Find the lines in the listing below that have the word "server" and give their count, nothing else.
** Opening SUPPLIED DATA block **
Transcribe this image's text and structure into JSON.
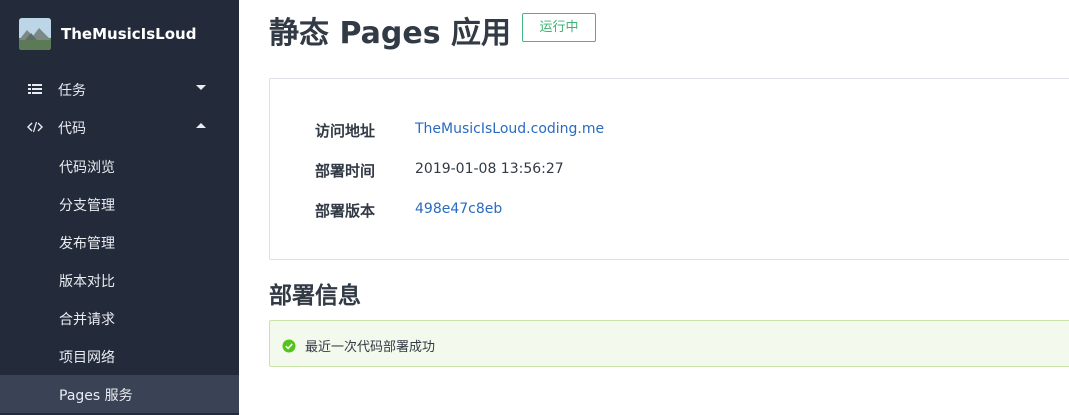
{
  "project": {
    "name": "TheMusicIsLoud"
  },
  "sidebar": {
    "items": [
      {
        "label": "任务",
        "icon": "list-icon",
        "state": "collapsed"
      },
      {
        "label": "代码",
        "icon": "code-icon",
        "state": "expanded"
      }
    ],
    "code_submenu": [
      {
        "label": "代码浏览"
      },
      {
        "label": "分支管理"
      },
      {
        "label": "发布管理"
      },
      {
        "label": "版本对比"
      },
      {
        "label": "合并请求"
      },
      {
        "label": "项目网络"
      },
      {
        "label": "Pages 服务",
        "active": true
      }
    ]
  },
  "main": {
    "title": "静态 Pages 应用",
    "status": "运行中",
    "info": {
      "url_label": "访问地址",
      "url_value": "TheMusicIsLoud.coding.me",
      "time_label": "部署时间",
      "time_value": "2019-01-08 13:56:27",
      "version_label": "部署版本",
      "version_value": "498e47c8eb"
    },
    "deploy_section_title": "部署信息",
    "deploy_message": "最近一次代码部署成功"
  },
  "colors": {
    "sidebar_bg": "#232b3b",
    "sidebar_active_bg": "#3a4355",
    "link": "#2a6bc0",
    "success": "#42b983",
    "alert_bg": "#f3f9ec"
  }
}
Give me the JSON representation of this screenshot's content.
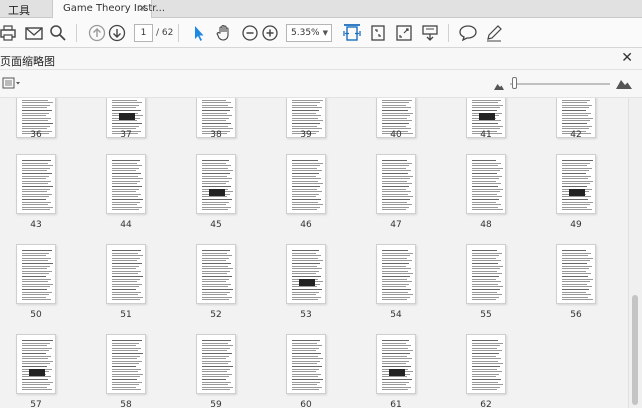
{
  "tabs": {
    "tools_label": "工具",
    "document_tab": "Game Theory Instr...",
    "close_glyph": "×"
  },
  "toolbar": {
    "current_page": "1",
    "total_pages": "/ 62",
    "zoom": "5.35%",
    "icons": [
      "print-icon",
      "email-icon",
      "search-icon",
      "page-up-icon",
      "page-down-icon",
      "select-arrow-icon",
      "hand-icon",
      "zoom-out-icon",
      "zoom-in-icon",
      "fit-width-icon",
      "fit-page-icon",
      "full-screen-icon",
      "read-mode-icon",
      "comment-icon",
      "sign-icon"
    ]
  },
  "panel": {
    "title": "页面缩略图",
    "close_glyph": "✕",
    "options_icon": "thumbnail-options-icon",
    "thumbnail_size_level": 0.05
  },
  "thumbnails": {
    "row1": [
      "36",
      "37",
      "38",
      "39",
      "40",
      "41",
      "42"
    ],
    "row2": [
      "43",
      "44",
      "45",
      "46",
      "47",
      "48",
      "49"
    ],
    "row3": [
      "50",
      "51",
      "52",
      "53",
      "54",
      "55",
      "56"
    ],
    "row4": [
      "57",
      "58",
      "59",
      "60",
      "61",
      "62"
    ]
  },
  "colors": {
    "accent": "#1c6fbf",
    "select_tool": "#1e88e5"
  }
}
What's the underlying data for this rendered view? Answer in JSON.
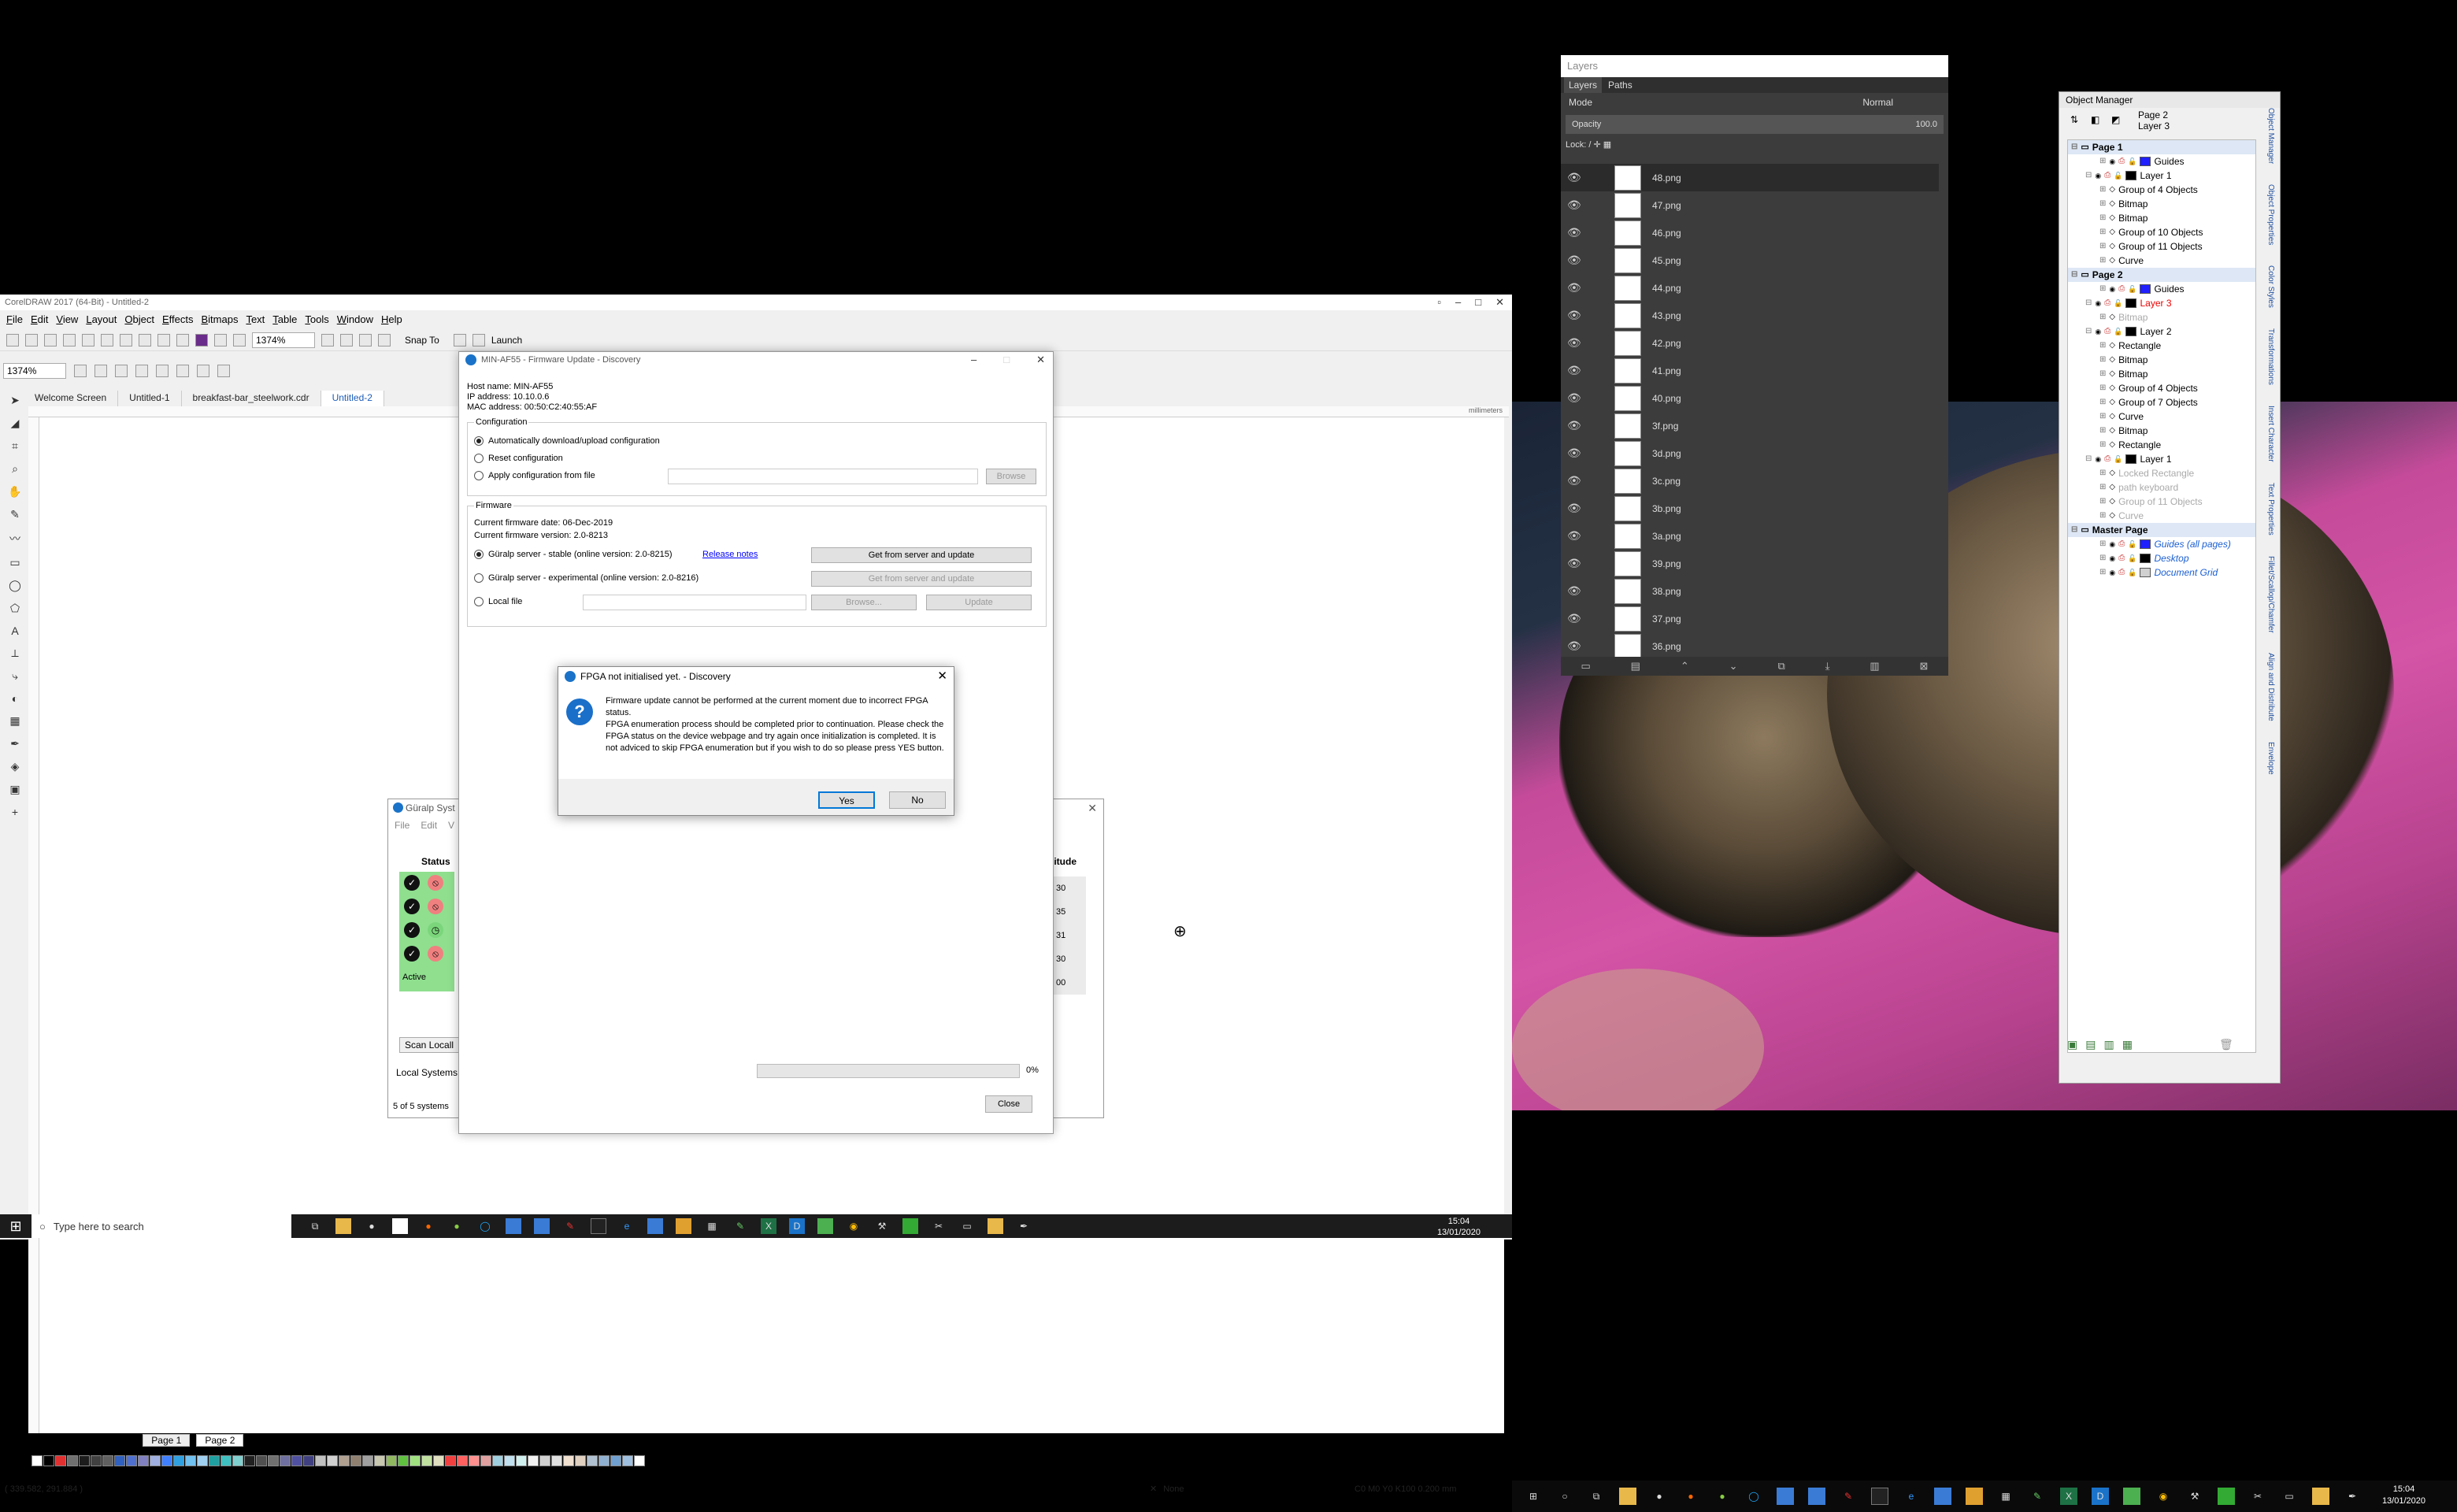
{
  "coreldraw": {
    "title": "CorelDRAW 2017 (64-Bit) - Untitled-2",
    "menu": [
      "File",
      "Edit",
      "View",
      "Layout",
      "Object",
      "Effects",
      "Bitmaps",
      "Text",
      "Table",
      "Tools",
      "Window",
      "Help"
    ],
    "zoom": "1374%",
    "zoom2": "1374%",
    "snap_to": "Snap To",
    "launch": "Launch",
    "tabs": [
      "Welcome Screen",
      "Untitled-1",
      "breakfast-bar_steelwork.cdr",
      "Untitled-2"
    ],
    "ruler_unit": "millimeters",
    "page_counter": "2  of  2",
    "pages": [
      "Page 1",
      "Page 2"
    ],
    "status_coords": "( 339.582, 291.884 )",
    "fill_none": "None",
    "outline": "C0 M0 Y0 K100  0.200 mm",
    "palette": [
      "#ffffff",
      "#000000",
      "#e03030",
      "#707070",
      "#1c1c1c",
      "#404040",
      "#606060",
      "#3060c0",
      "#5070d0",
      "#8080c0",
      "#a0b0e0",
      "#4080ff",
      "#30a0e0",
      "#70c0f0",
      "#a0d0f0",
      "#20a0a0",
      "#40c0c0",
      "#80d0d0",
      "#202020",
      "#505050",
      "#707070",
      "#7070a0",
      "#5050a0",
      "#404080",
      "#c0c0c0",
      "#d0d0d0",
      "#b0a090",
      "#908070",
      "#a0a0a0",
      "#c8c8b0",
      "#90b860",
      "#60c040",
      "#a0e080",
      "#c0e0a0",
      "#e0e0c0",
      "#f04040",
      "#ff6060",
      "#ff9090",
      "#e0a0a0",
      "#a0d0e0",
      "#c0e0f0",
      "#d0f0f0",
      "#f0f0f0",
      "#d0d0d0",
      "#e0e0e0",
      "#f0e0d0",
      "#e0d0c0",
      "#b0c0d0",
      "#90b0d0",
      "#70a0d0",
      "#a0c0e0",
      "#ffffff"
    ]
  },
  "taskbar_left": {
    "search_placeholder": "Type here to search",
    "time": "15:04",
    "date": "13/01/2020"
  },
  "taskbar_right": {
    "time": "15:04",
    "date": "13/01/2020"
  },
  "firmware": {
    "title": "MIN-AF55 - Firmware Update - Discovery",
    "host": "Host name:  MIN-AF55",
    "ip": "IP address:  10.10.0.6",
    "mac": "MAC address:  00:50:C2:40:55:AF",
    "config_legend": "Configuration",
    "opt_auto": "Automatically download/upload configuration",
    "opt_reset": "Reset configuration",
    "opt_apply": "Apply configuration from file",
    "browse": "Browse",
    "firmware_legend": "Firmware",
    "fw_date": "Current firmware date: 06-Dec-2019",
    "fw_version": "Current firmware version: 2.0-8213",
    "opt_stable": "Güralp server - stable (online version: 2.0-8215)",
    "release_notes": "Release notes",
    "get_update": "Get from server and update",
    "opt_experimental": "Güralp server - experimental (online version: 2.0-8216)",
    "get_update2": "Get from server and update",
    "opt_local": "Local file",
    "browse2": "Browse...",
    "update": "Update",
    "progress_pct": "0%",
    "progress": 0,
    "close": "Close"
  },
  "guralp": {
    "title": "Güralp Syst",
    "menu_file": "File",
    "menu_edit": "Edit",
    "menu_v": "V",
    "status_header": "Status",
    "magnitude_header": "gitude",
    "mag_values": [
      "30",
      "35",
      "31",
      "30",
      "00"
    ],
    "active": "Active",
    "scan": "Scan Locall",
    "local": "Local Systems",
    "count": "5 of 5 systems"
  },
  "fpga": {
    "title": "FPGA not initialised yet. - Discovery",
    "message": "Firmware update cannot be performed at the current moment due to incorrect FPGA status.\nFPGA enumeration process should be completed prior to continuation. Please check the FPGA status on the device webpage and try again once initialization is completed. It is not adviced to skip FPGA enumeration but if you wish to do so please press YES button.",
    "yes": "Yes",
    "no": "No"
  },
  "layers": {
    "title": "Layers",
    "tab_layers": "Layers",
    "tab_paths": "Paths",
    "mode_label": "Mode",
    "mode_value": "Normal",
    "opacity_label": "Opacity",
    "opacity_value": "100.0",
    "lock_label": "Lock:",
    "items": [
      "48.png",
      "47.png",
      "46.png",
      "45.png",
      "44.png",
      "43.png",
      "42.png",
      "41.png",
      "40.png",
      "3f.png",
      "3d.png",
      "3c.png",
      "3b.png",
      "3a.png",
      "39.png",
      "38.png",
      "37.png",
      "36.png"
    ]
  },
  "object_manager": {
    "title": "Object Manager",
    "current_page": "Page 2",
    "current_layer": "Layer 3",
    "nodes": [
      {
        "label": "Page 1",
        "indent": 0,
        "style": "bold"
      },
      {
        "label": "Guides",
        "indent": 2,
        "style": "",
        "swatch": "#2020ff"
      },
      {
        "label": "Layer 1",
        "indent": 1,
        "style": "",
        "swatch": "#000000"
      },
      {
        "label": "Group of 4 Objects",
        "indent": 2,
        "style": ""
      },
      {
        "label": "Bitmap",
        "indent": 2,
        "style": ""
      },
      {
        "label": "Bitmap",
        "indent": 2,
        "style": ""
      },
      {
        "label": "Group of 10 Objects",
        "indent": 2,
        "style": ""
      },
      {
        "label": "Group of 11 Objects",
        "indent": 2,
        "style": ""
      },
      {
        "label": "Curve",
        "indent": 2,
        "style": ""
      },
      {
        "label": "Page 2",
        "indent": 0,
        "style": "bold"
      },
      {
        "label": "Guides",
        "indent": 2,
        "style": "",
        "swatch": "#2020ff"
      },
      {
        "label": "Layer 3",
        "indent": 1,
        "style": "red",
        "swatch": "#000000"
      },
      {
        "label": "Bitmap",
        "indent": 2,
        "style": "gray"
      },
      {
        "label": "Layer 2",
        "indent": 1,
        "style": "",
        "swatch": "#000000"
      },
      {
        "label": "Rectangle",
        "indent": 2,
        "style": ""
      },
      {
        "label": "Bitmap",
        "indent": 2,
        "style": ""
      },
      {
        "label": "Bitmap",
        "indent": 2,
        "style": ""
      },
      {
        "label": "Group of 4 Objects",
        "indent": 2,
        "style": ""
      },
      {
        "label": "Group of 7 Objects",
        "indent": 2,
        "style": ""
      },
      {
        "label": "Curve",
        "indent": 2,
        "style": ""
      },
      {
        "label": "Bitmap",
        "indent": 2,
        "style": ""
      },
      {
        "label": "Rectangle",
        "indent": 2,
        "style": ""
      },
      {
        "label": "Layer 1",
        "indent": 1,
        "style": "",
        "swatch": "#000000"
      },
      {
        "label": "Locked Rectangle",
        "indent": 2,
        "style": "gray"
      },
      {
        "label": "path keyboard",
        "indent": 2,
        "style": "gray"
      },
      {
        "label": "Group of 11 Objects",
        "indent": 2,
        "style": "gray"
      },
      {
        "label": "Curve",
        "indent": 2,
        "style": "gray"
      },
      {
        "label": "Master Page",
        "indent": 0,
        "style": "bold"
      },
      {
        "label": "Guides (all pages)",
        "indent": 2,
        "style": "blue",
        "swatch": "#2020ff"
      },
      {
        "label": "Desktop",
        "indent": 2,
        "style": "blue",
        "swatch": "#000000"
      },
      {
        "label": "Document Grid",
        "indent": 2,
        "style": "blue",
        "swatch": "#d0d0d0"
      }
    ],
    "side_tabs": [
      "Object Manager",
      "Object Properties",
      "Color Styles",
      "Transformations",
      "Insert Character",
      "Text Properties",
      "Fillet/Scallop/Chamfer",
      "Align and Distribute",
      "Envelope"
    ]
  }
}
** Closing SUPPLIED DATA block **
_EXERCISE RESULT_
4